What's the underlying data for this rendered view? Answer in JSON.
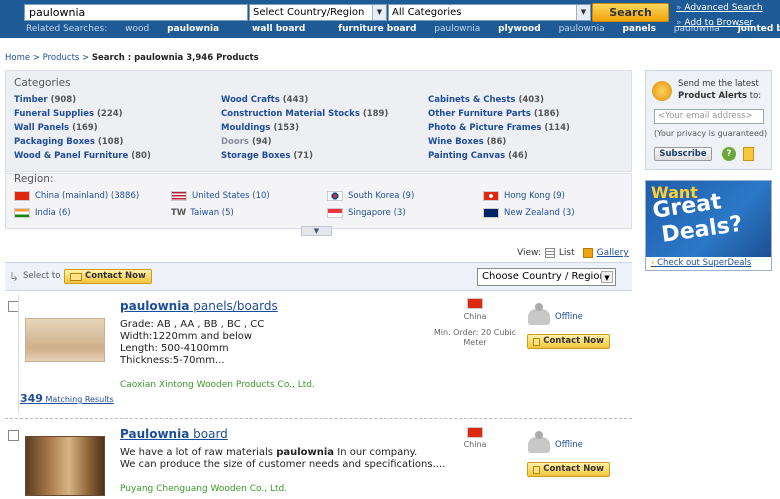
{
  "search": {
    "query": "paulownia",
    "country_select": "Select Country/Region",
    "category_select": "All Categories",
    "button": "Search"
  },
  "related": {
    "label": "Related Searches:",
    "items": [
      {
        "pre": "wood ",
        "bold": "paulownia",
        "post": ""
      },
      {
        "pre": "",
        "bold": "wall board",
        "post": ""
      },
      {
        "pre": "",
        "bold": "furniture board",
        "post": ""
      },
      {
        "pre": "paulownia ",
        "bold": "plywood",
        "post": ""
      },
      {
        "pre": "paulownia ",
        "bold": "panels",
        "post": ""
      },
      {
        "pre": "paulownia ",
        "bold": "jointed board",
        "post": ""
      }
    ]
  },
  "toplinks": {
    "advanced": "Advanced Search",
    "add_browser": "Add to Browser"
  },
  "breadcrumb": {
    "home": "Home",
    "sep": ">",
    "products": "Products",
    "current": "Search : paulownia 3,946 Products"
  },
  "categories": {
    "title": "Categories",
    "items": [
      {
        "name": "Timber",
        "count": "(908)"
      },
      {
        "name": "Wood Crafts",
        "count": "(443)"
      },
      {
        "name": "Cabinets & Chests",
        "count": "(403)"
      },
      {
        "name": "Funeral Supplies",
        "count": "(224)"
      },
      {
        "name": "Construction Material Stocks",
        "count": "(189)"
      },
      {
        "name": "Other Furniture Parts",
        "count": "(186)"
      },
      {
        "name": "Wall Panels",
        "count": "(169)"
      },
      {
        "name": "Mouldings",
        "count": "(153)"
      },
      {
        "name": "Photo & Picture Frames",
        "count": "(114)"
      },
      {
        "name": "Packaging Boxes",
        "count": "(108)"
      },
      {
        "name": "Doors",
        "count": "(94)"
      },
      {
        "name": "Wine Boxes",
        "count": "(86)"
      },
      {
        "name": "Wood & Panel Furniture",
        "count": "(80)"
      },
      {
        "name": "Storage Boxes",
        "count": "(71)"
      },
      {
        "name": "Painting Canvas",
        "count": "(46)"
      }
    ]
  },
  "region": {
    "title": "Region:",
    "items": [
      {
        "name": "China (mainland)",
        "count": "(3886)",
        "flag": "#de2910"
      },
      {
        "name": "United States",
        "count": "(10)",
        "flag": "#b22234"
      },
      {
        "name": "South Korea",
        "count": "(9)",
        "flag": "#ffffff"
      },
      {
        "name": "Hong Kong",
        "count": "(9)",
        "flag": "#de2910"
      },
      {
        "name": "India",
        "count": "(6)",
        "flag": "#ff9933"
      },
      {
        "name": "Taiwan",
        "count": "(5)",
        "flag": "#ffffff",
        "code": "TW"
      },
      {
        "name": "Singapore",
        "count": "(3)",
        "flag": "#ef3340"
      },
      {
        "name": "New Zealand",
        "count": "(3)",
        "flag": "#012169"
      }
    ]
  },
  "view": {
    "label": "View:",
    "list": "List",
    "gallery": "Gallery"
  },
  "selectbar": {
    "select_to": "Select to",
    "contact": "Contact Now",
    "choose_country": "Choose Country / Region"
  },
  "products": [
    {
      "title_bold": "paulownia",
      "title_rest": " panels/boards",
      "desc": [
        "Grade: AB , AA , BB , BC , CC",
        "Width:1220mm and below",
        "Length: 500-4100mm",
        "Thickness:5-70mm..."
      ],
      "company": "Caoxian Xintong Wooden Products Co., Ltd.",
      "country": "China",
      "min_order": "Min. Order: 20 Cubic Meter",
      "status": "Offline",
      "contact": "Contact Now",
      "matching_count": "349",
      "matching_label": "Matching Results"
    },
    {
      "title_bold": "Paulownia",
      "title_rest": " board",
      "desc_line1_pre": "We have a lot of raw materials ",
      "desc_line1_bold": "paulownia",
      "desc_line1_post": " In our company.",
      "desc_line2": "We can produce the size of customer needs and specifications....",
      "company": "Puyang Chenguang Wooden Co., Ltd.",
      "country": "China",
      "status": "Offline",
      "contact": "Contact Now"
    }
  ],
  "alerts": {
    "line1": "Send me the latest",
    "line2": "Product Alerts",
    "line2_post": " to:",
    "email_placeholder": "<Your email address>",
    "privacy": "(Your privacy is guaranteed)",
    "subscribe": "Subscribe",
    "help": "?"
  },
  "deals": {
    "want": "Want",
    "great": "Great",
    "deals": "Deals?",
    "link": "Check out SuperDeals"
  },
  "colors": {
    "topbar": "#1d5a96",
    "link": "#1d4d9a",
    "company": "#3a9a28",
    "button": "#f4c43a"
  }
}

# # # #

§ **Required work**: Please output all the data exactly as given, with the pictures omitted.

§ **Exercise response**:
What's the underlying data for this rendered view? Answer in JSON.
{
  "search": {
    "query": "paulownia",
    "country_select": "Select Country/Region",
    "category_select": "All Categories",
    "button": "Search"
  },
  "related": {
    "label": "Related Searches:",
    "items": [
      {
        "pre": "wood ",
        "bold": "paulownia",
        "post": ""
      },
      {
        "pre": "",
        "bold": "wall board",
        "post": ""
      },
      {
        "pre": "",
        "bold": "furniture board",
        "post": ""
      },
      {
        "pre": "paulownia ",
        "bold": "plywood",
        "post": ""
      },
      {
        "pre": "paulownia ",
        "bold": "panels",
        "post": ""
      },
      {
        "pre": "paulownia ",
        "bold": "jointed board",
        "post": ""
      }
    ]
  },
  "toplinks": {
    "advanced": "Advanced Search",
    "add_browser": "Add to Browser"
  },
  "breadcrumb": {
    "home": "Home",
    "sep": ">",
    "products": "Products",
    "current": "Search : paulownia 3,946 Products"
  },
  "categories": {
    "title": "Categories",
    "items": [
      {
        "name": "Timber",
        "count": "(908)"
      },
      {
        "name": "Wood Crafts",
        "count": "(443)"
      },
      {
        "name": "Cabinets & Chests",
        "count": "(403)"
      },
      {
        "name": "Funeral Supplies",
        "count": "(224)"
      },
      {
        "name": "Construction Material Stocks",
        "count": "(189)"
      },
      {
        "name": "Other Furniture Parts",
        "count": "(186)"
      },
      {
        "name": "Wall Panels",
        "count": "(169)"
      },
      {
        "name": "Mouldings",
        "count": "(153)"
      },
      {
        "name": "Photo & Picture Frames",
        "count": "(114)"
      },
      {
        "name": "Packaging Boxes",
        "count": "(108)"
      },
      {
        "name": "Doors",
        "count": "(94)"
      },
      {
        "name": "Wine Boxes",
        "count": "(86)"
      },
      {
        "name": "Wood & Panel Furniture",
        "count": "(80)"
      },
      {
        "name": "Storage Boxes",
        "count": "(71)"
      },
      {
        "name": "Painting Canvas",
        "count": "(46)"
      }
    ]
  },
  "region": {
    "title": "Region:",
    "items": [
      {
        "name": "China (mainland)",
        "count": "(3886)",
        "flag": "#de2910"
      },
      {
        "name": "United States",
        "count": "(10)",
        "flag": "#b22234"
      },
      {
        "name": "South Korea",
        "count": "(9)",
        "flag": "#ffffff"
      },
      {
        "name": "Hong Kong",
        "count": "(9)",
        "flag": "#de2910"
      },
      {
        "name": "India",
        "count": "(6)",
        "flag": "#ff9933"
      },
      {
        "name": "Taiwan",
        "count": "(5)",
        "flag": "#ffffff",
        "code": "TW"
      },
      {
        "name": "Singapore",
        "count": "(3)",
        "flag": "#ef3340"
      },
      {
        "name": "New Zealand",
        "count": "(3)",
        "flag": "#012169"
      }
    ]
  },
  "view": {
    "label": "View:",
    "list": "List",
    "gallery": "Gallery"
  },
  "selectbar": {
    "select_to": "Select to",
    "contact": "Contact Now",
    "choose_country": "Choose Country / Region"
  },
  "products": [
    {
      "title_bold": "paulownia",
      "title_rest": " panels/boards",
      "desc": [
        "Grade: AB , AA , BB , BC , CC",
        "Width:1220mm and below",
        "Length: 500-4100mm",
        "Thickness:5-70mm..."
      ],
      "company": "Caoxian Xintong Wooden Products Co., Ltd.",
      "country": "China",
      "min_order": "Min. Order: 20 Cubic Meter",
      "status": "Offline",
      "contact": "Contact Now",
      "matching_count": "349",
      "matching_label": "Matching Results"
    },
    {
      "title_bold": "Paulownia",
      "title_rest": " board",
      "desc_line1_pre": "We have a lot of raw materials ",
      "desc_line1_bold": "paulownia",
      "desc_line1_post": " In our company.",
      "desc_line2": "We can produce the size of customer needs and specifications....",
      "company": "Puyang Chenguang Wooden Co., Ltd.",
      "country": "China",
      "status": "Offline",
      "contact": "Contact Now"
    }
  ],
  "alerts": {
    "line1": "Send me the latest",
    "line2": "Product Alerts",
    "line2_post": " to:",
    "email_placeholder": "<Your email address>",
    "privacy": "(Your privacy is guaranteed)",
    "subscribe": "Subscribe",
    "help": "?"
  },
  "deals": {
    "want": "Want",
    "great": "Great",
    "deals": "Deals?",
    "link": "Check out SuperDeals"
  },
  "colors": {
    "topbar": "#1d5a96",
    "link": "#1d4d9a",
    "company": "#3a9a28",
    "button": "#f4c43a"
  }
}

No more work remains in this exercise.